Oedipus at FDR Skatepark–a Philly Fringe event

Post by Jacob Hellman

Notes from Oedipus at FDR
created by Emmanuelle Delpech-Ramey for Fringe Festival 2008

Cast bowing after performance of Oedipus at FDR Skatepark.  All photos in this post by Jacob Hellman.

Pig Iron, our forcefully creative theater company, has multiple presences at this year’s Fringe Festival.  Last night, I let my $25 ticket expire to their headliner, Sweet By-and-By, when a spare one surfaced to the free but long-sold-out Oedipus at FDREmmanuelle Delphech-Ramey, former Pig Iron member, has done here what classics are made for, and re-imagined an old play in the present.

By school bus and South Broad, we made our way to the FDR skatepark.  The long route left us wondering, is this part of the concept? We disembarked at dusk, the last bus, under the giant supports of I-95, where two hundred people milled amidst flaming trash cans, a mime on a soapbox, a tarot reader, and techno beats dampened by the whoosh of vehicles overhead.

When dark settled, we were ushered in, and seated ourselves on the concrete.  At each spot, a pair of big studio-style headphones, connected to repeater boxes in ganglia of wires.  Some donned them immediately.  I resisted, wanting instead the experience au naturel – to feel the breeze around my ears, and hear the “house” music, made muddy, as it ricocheted from the PA system throughout this giant site.   Anyway, the program explicitly compared the skate park in which we sat to a classical amphitheater – so why quash the intimacy of a briefly united public by isolating each with headphones?  This is concept killing experience, I thought – but I would be wrong.

Wrestling under I-95
Wrestling under I-95

Antigone enters, leading Oedipus from the far edge of the skate park, as if atop a mountain range.  Blind, clinging to the long, long tail of her stark red gown, he asks, “Tell me what you see here?”   With the intonation of classical drama, she answers: “In one direction a city; in the other, sea, ships, rail; overhead, a highway.”  Once these words were spoken, I began to get it:  this is a place unique in the built environment, an arena of sculpted concrete and faded graffiti, red lights projected on the steel girders above.  We are outdoors, and apart from the city proper.  That is why they bussed us so far.  Tonight, FDR skate park replaces Colonus as the refuge that Oedipus seeks.

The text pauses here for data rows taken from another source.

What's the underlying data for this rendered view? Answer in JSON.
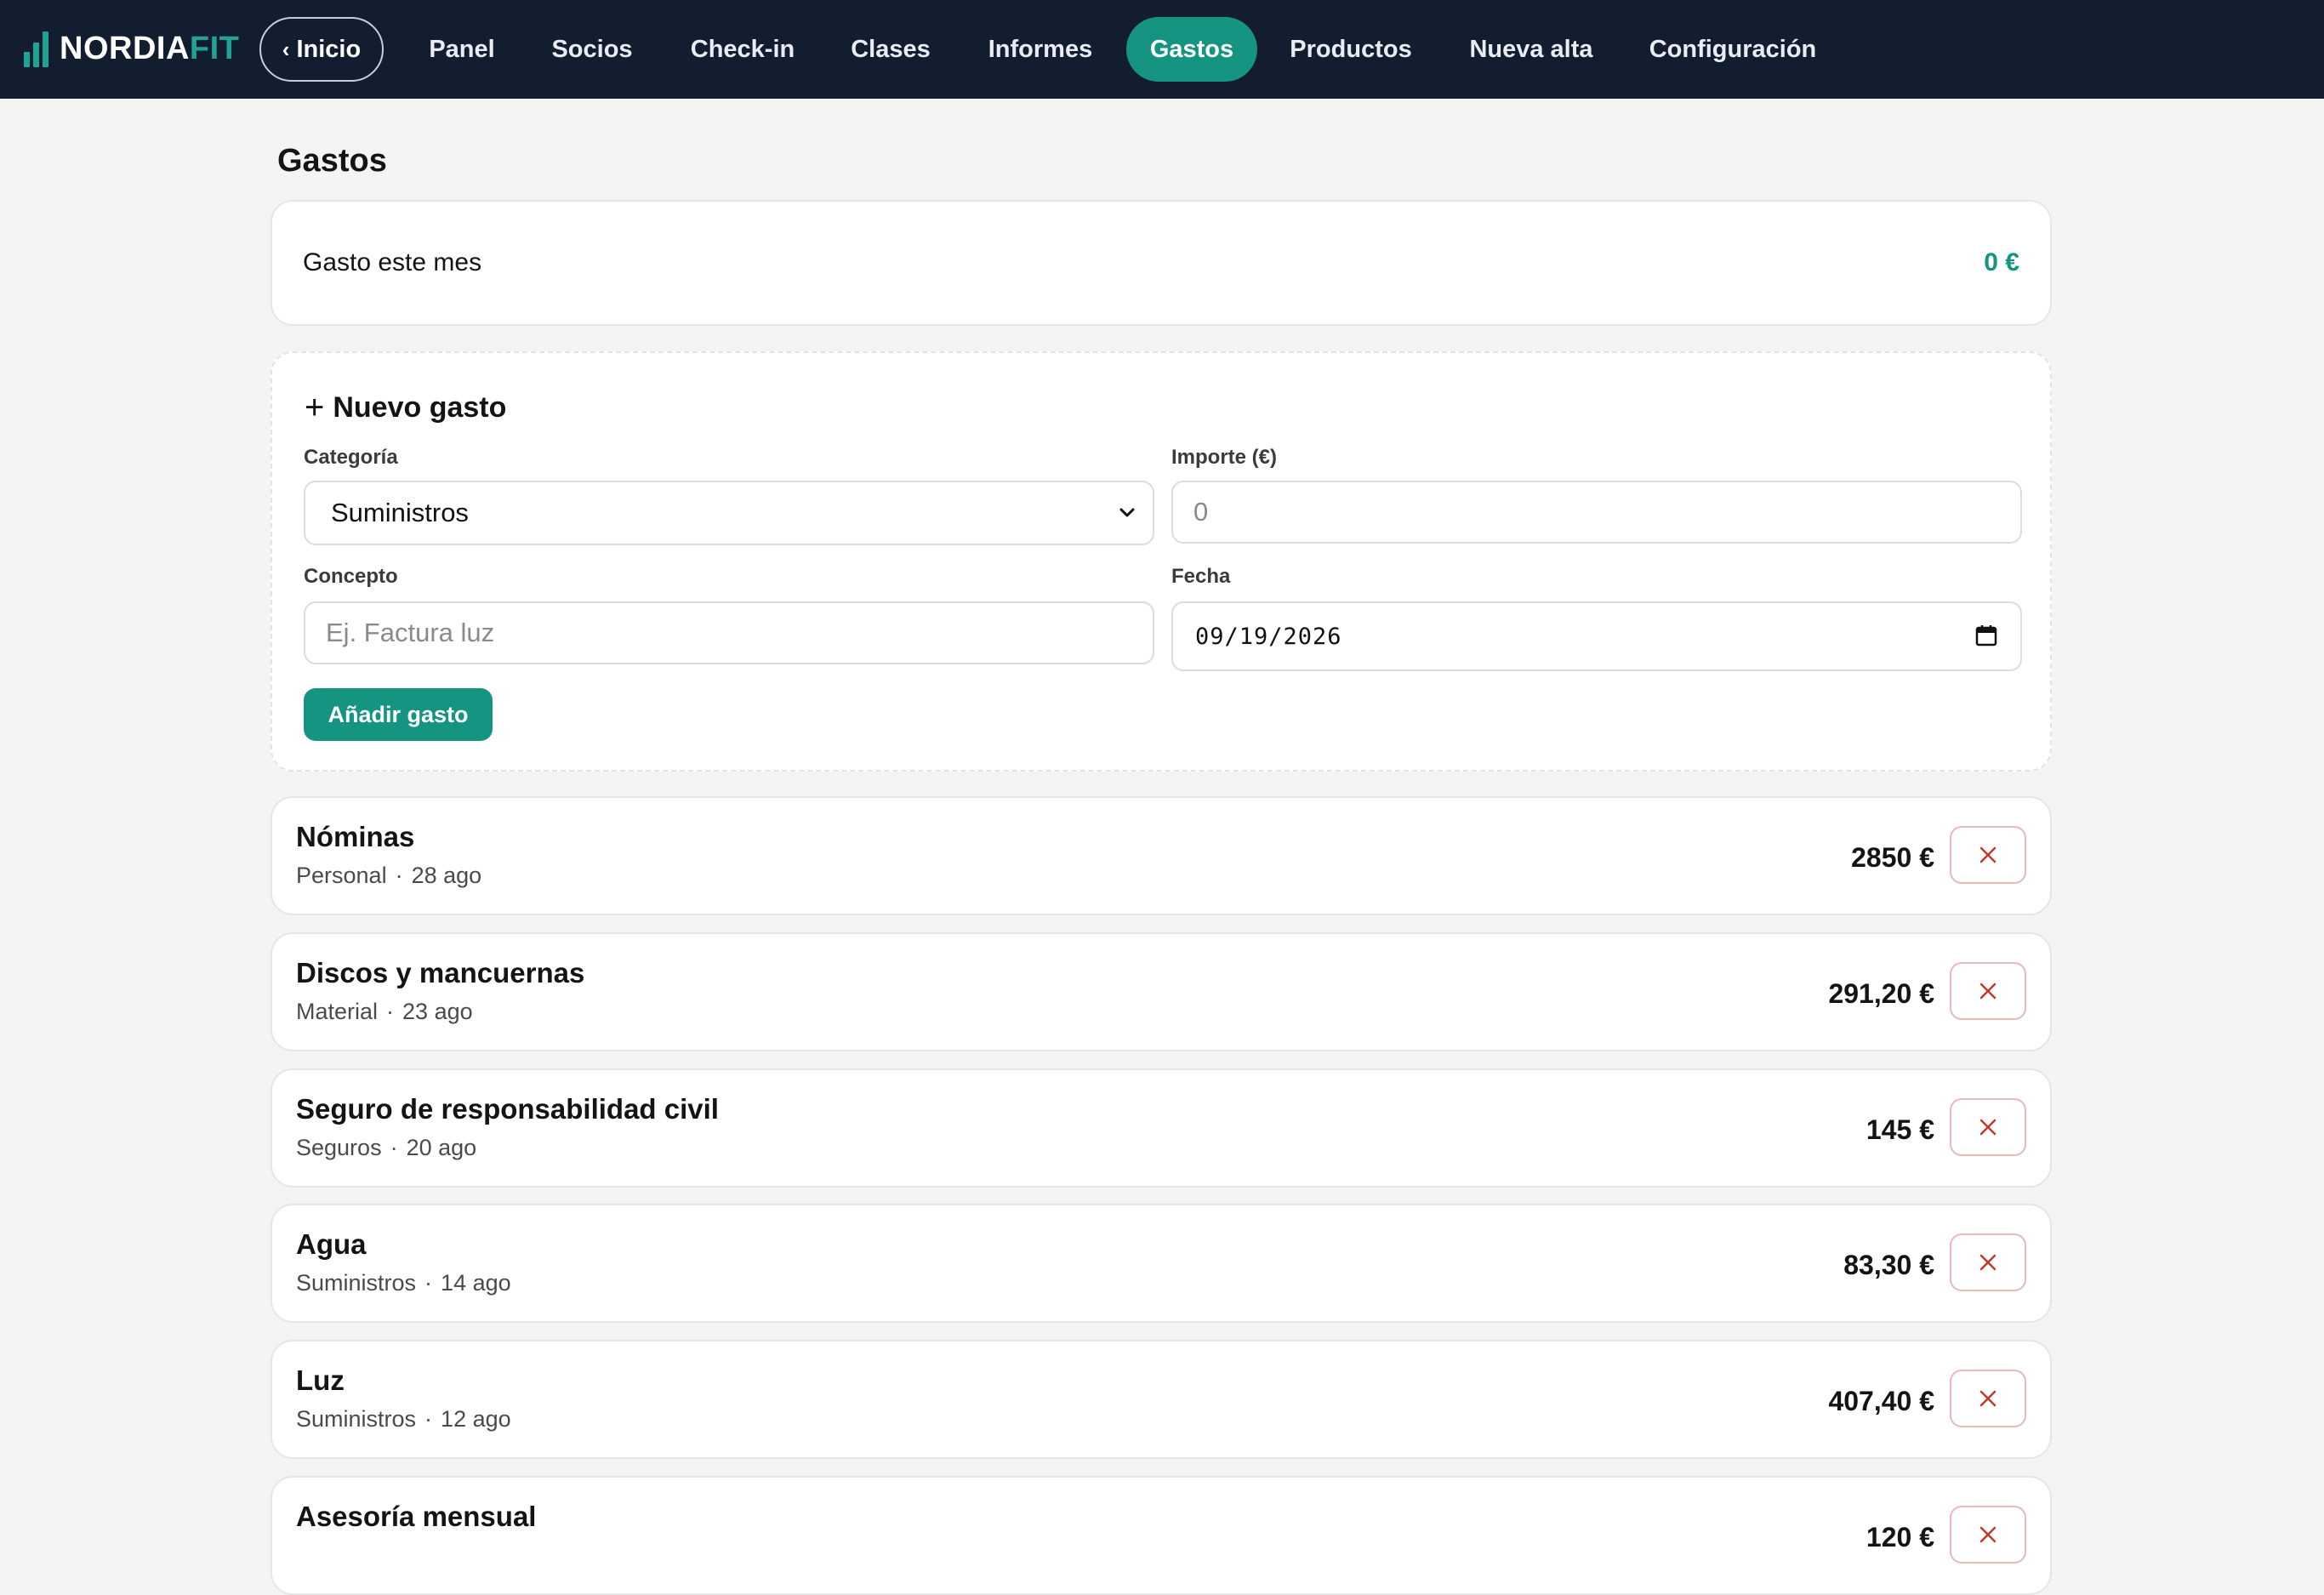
{
  "brand": {
    "part1": "NORDIA",
    "part2": "FIT"
  },
  "nav": {
    "home": "Inicio",
    "items": [
      "Panel",
      "Socios",
      "Check-in",
      "Clases",
      "Informes",
      "Gastos",
      "Productos",
      "Nueva alta",
      "Configuración"
    ],
    "active": "Gastos"
  },
  "page": {
    "title": "Gastos"
  },
  "summary": {
    "label": "Gasto este mes",
    "value": "0 €"
  },
  "form": {
    "title": "Nuevo gasto",
    "category_label": "Categoría",
    "category_value": "Suministros",
    "amount_label": "Importe (€)",
    "amount_placeholder": "0",
    "concept_label": "Concepto",
    "concept_placeholder": "Ej. Factura luz",
    "date_label": "Fecha",
    "date_value": "09/19/2026",
    "submit_label": "Añadir gasto"
  },
  "expenses": [
    {
      "name": "Nóminas",
      "category": "Personal",
      "date": "28 ago",
      "amount": "2850 €"
    },
    {
      "name": "Discos y mancuernas",
      "category": "Material",
      "date": "23 ago",
      "amount": "291,20 €"
    },
    {
      "name": "Seguro de responsabilidad civil",
      "category": "Seguros",
      "date": "20 ago",
      "amount": "145 €"
    },
    {
      "name": "Agua",
      "category": "Suministros",
      "date": "14 ago",
      "amount": "83,30 €"
    },
    {
      "name": "Luz",
      "category": "Suministros",
      "date": "12 ago",
      "amount": "407,40 €"
    },
    {
      "name": "Asesoría mensual",
      "category": "",
      "date": "",
      "amount": "120 €"
    }
  ],
  "colors": {
    "topbar": "#121e30",
    "accent": "#159482",
    "delete": "#c0392b",
    "background": "#f4f4f3"
  }
}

More scenes from the play

And replacing Sophocles’ chorus is a chorus of five skaters, indigenous to the park, recruited for the show a full year ago.  At each interlude, they roll in, whizzing by the front row in sequence, and round out the amphitheater.  When exiled Oedipus reaches this alternate Colonus, the skaters encircle him like wolves, not willing to welcome a cursed man.  As non-actors, they succeed, especially as they chant the refrain, “Earth, water, air, and speed….”
Oedipus, nearing his life’s end, wishes to be buried at Colonus.  In time, King Theseus grants his plea.  The chorus’s leader, in a gesture of acceptance, steps forth and hands him a skateboard.  Surprisingly touching!  Now, his death immanent, Oedipus stands pale-faced, white hair blasted by light and wind, eye sockets bloody. [Grooming credited to Tracey Olkus.]  Blind, his head tilted upwards, he looks like a character of Beckett’s, stunned by existence.oedipus_triptych-1.jpg
Scene from the play

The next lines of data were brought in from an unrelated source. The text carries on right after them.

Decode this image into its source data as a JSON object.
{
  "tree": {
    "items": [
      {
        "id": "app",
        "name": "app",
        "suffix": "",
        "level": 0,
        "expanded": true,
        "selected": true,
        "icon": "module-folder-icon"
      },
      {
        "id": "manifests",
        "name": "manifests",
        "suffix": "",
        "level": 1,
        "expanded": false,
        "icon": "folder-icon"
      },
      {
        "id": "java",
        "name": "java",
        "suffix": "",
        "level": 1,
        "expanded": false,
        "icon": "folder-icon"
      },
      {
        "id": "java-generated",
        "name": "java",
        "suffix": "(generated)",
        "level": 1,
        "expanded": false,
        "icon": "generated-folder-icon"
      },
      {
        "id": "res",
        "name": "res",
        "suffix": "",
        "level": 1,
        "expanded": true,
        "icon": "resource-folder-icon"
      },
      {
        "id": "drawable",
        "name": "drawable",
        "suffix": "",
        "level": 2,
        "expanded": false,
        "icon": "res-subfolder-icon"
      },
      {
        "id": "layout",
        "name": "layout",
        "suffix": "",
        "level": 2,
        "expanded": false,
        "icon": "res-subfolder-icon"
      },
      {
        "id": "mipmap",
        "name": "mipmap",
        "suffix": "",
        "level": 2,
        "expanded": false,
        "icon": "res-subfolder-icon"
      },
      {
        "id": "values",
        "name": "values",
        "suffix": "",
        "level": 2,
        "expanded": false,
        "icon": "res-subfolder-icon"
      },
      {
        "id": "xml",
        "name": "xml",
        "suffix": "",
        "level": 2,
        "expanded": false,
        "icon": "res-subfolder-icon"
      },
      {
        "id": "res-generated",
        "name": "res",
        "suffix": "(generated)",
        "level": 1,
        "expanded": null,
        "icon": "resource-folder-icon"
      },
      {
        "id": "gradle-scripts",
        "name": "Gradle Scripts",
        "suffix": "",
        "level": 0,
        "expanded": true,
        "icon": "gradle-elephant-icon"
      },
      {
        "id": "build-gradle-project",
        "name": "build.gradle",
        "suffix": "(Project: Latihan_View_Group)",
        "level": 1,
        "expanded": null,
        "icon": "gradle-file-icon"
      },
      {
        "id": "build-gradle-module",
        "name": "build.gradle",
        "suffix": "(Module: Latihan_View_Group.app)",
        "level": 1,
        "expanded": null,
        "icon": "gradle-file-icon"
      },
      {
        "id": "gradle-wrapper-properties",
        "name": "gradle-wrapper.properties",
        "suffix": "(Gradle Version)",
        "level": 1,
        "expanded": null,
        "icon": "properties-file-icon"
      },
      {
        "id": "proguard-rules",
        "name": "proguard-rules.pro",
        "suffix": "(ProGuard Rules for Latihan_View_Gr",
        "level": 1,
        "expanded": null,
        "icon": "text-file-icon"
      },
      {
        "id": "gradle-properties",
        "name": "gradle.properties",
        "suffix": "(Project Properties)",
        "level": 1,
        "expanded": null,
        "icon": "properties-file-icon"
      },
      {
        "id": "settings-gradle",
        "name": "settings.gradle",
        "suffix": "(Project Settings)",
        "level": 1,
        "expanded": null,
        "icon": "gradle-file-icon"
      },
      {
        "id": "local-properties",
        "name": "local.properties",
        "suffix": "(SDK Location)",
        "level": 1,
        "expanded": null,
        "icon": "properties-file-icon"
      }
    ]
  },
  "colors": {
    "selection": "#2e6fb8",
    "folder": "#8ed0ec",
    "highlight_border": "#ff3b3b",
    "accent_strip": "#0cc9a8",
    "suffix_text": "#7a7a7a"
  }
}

Despite some unpalatable choices (actors speak their lines over a soundtrack of techno beats), the performance is a feat of execution.  First of all, the team succeeded in moving a sizable audience to the periphery of the city.  And secondly, sound designer James Suggs conquered a harsh environment.  I took the headphones off once, to hear the real sounds of the skateboard wheels, but the voices were suddenly diminished, and the suspension of disbelief broken.  I put the question to Mr. Suggs – couldn’t you have used big speakers, to unite the voices and the space?  He shook his head, a bit grimly – “Too much white noise – we tried without headphones – you can’t have intimate moments in this place.”

You needn’t know Sophocles’ oevre to appreciate how this staging marks itself from the others.  As the director writes, “Actors and skaters don’t move the same way. Neither to Greeks and Thebians.”   As a resident of Philadelphia, I can only say that Oedipus at FDR manifests what’s most special about the Fringe Festival: innovative performance, deftly executed.   And by the grace of sponsors and mandate of Fairmount Park, it was free.

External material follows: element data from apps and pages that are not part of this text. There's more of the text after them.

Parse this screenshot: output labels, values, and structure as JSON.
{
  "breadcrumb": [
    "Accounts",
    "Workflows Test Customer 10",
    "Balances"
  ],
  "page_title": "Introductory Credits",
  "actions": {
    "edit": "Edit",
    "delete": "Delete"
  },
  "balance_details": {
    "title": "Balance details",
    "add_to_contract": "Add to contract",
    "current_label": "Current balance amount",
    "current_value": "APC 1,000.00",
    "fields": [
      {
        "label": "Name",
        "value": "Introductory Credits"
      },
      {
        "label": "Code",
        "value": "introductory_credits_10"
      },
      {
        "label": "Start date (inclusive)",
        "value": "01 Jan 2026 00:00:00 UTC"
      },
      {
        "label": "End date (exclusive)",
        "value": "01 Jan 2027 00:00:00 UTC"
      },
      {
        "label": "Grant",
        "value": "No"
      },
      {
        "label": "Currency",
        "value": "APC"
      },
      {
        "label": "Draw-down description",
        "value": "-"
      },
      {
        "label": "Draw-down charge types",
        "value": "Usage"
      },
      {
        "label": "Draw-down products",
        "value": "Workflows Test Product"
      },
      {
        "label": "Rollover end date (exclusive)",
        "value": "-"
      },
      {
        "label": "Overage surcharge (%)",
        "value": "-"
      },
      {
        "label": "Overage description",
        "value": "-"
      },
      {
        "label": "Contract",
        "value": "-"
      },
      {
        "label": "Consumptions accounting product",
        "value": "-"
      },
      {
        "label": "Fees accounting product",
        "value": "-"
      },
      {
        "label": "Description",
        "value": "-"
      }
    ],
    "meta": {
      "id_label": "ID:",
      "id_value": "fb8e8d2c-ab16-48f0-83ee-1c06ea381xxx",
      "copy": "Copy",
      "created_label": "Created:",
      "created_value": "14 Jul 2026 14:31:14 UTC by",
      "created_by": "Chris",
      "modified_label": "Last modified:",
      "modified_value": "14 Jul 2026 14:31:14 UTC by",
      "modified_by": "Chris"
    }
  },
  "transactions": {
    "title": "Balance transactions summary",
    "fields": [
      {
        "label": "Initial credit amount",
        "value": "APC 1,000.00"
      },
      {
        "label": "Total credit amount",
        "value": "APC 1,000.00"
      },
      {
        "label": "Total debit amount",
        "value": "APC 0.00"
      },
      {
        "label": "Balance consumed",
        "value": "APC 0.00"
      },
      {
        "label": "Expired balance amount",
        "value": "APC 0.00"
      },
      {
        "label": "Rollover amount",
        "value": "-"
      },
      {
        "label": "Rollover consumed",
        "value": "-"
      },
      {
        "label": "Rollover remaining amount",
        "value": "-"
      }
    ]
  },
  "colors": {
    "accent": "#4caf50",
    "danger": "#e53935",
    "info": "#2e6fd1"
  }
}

–Jacob Hellman is a Philadelphia artist and political activist. He last wrote for Artblog about Puppet Uprising and Peregrine’s Hidden City project.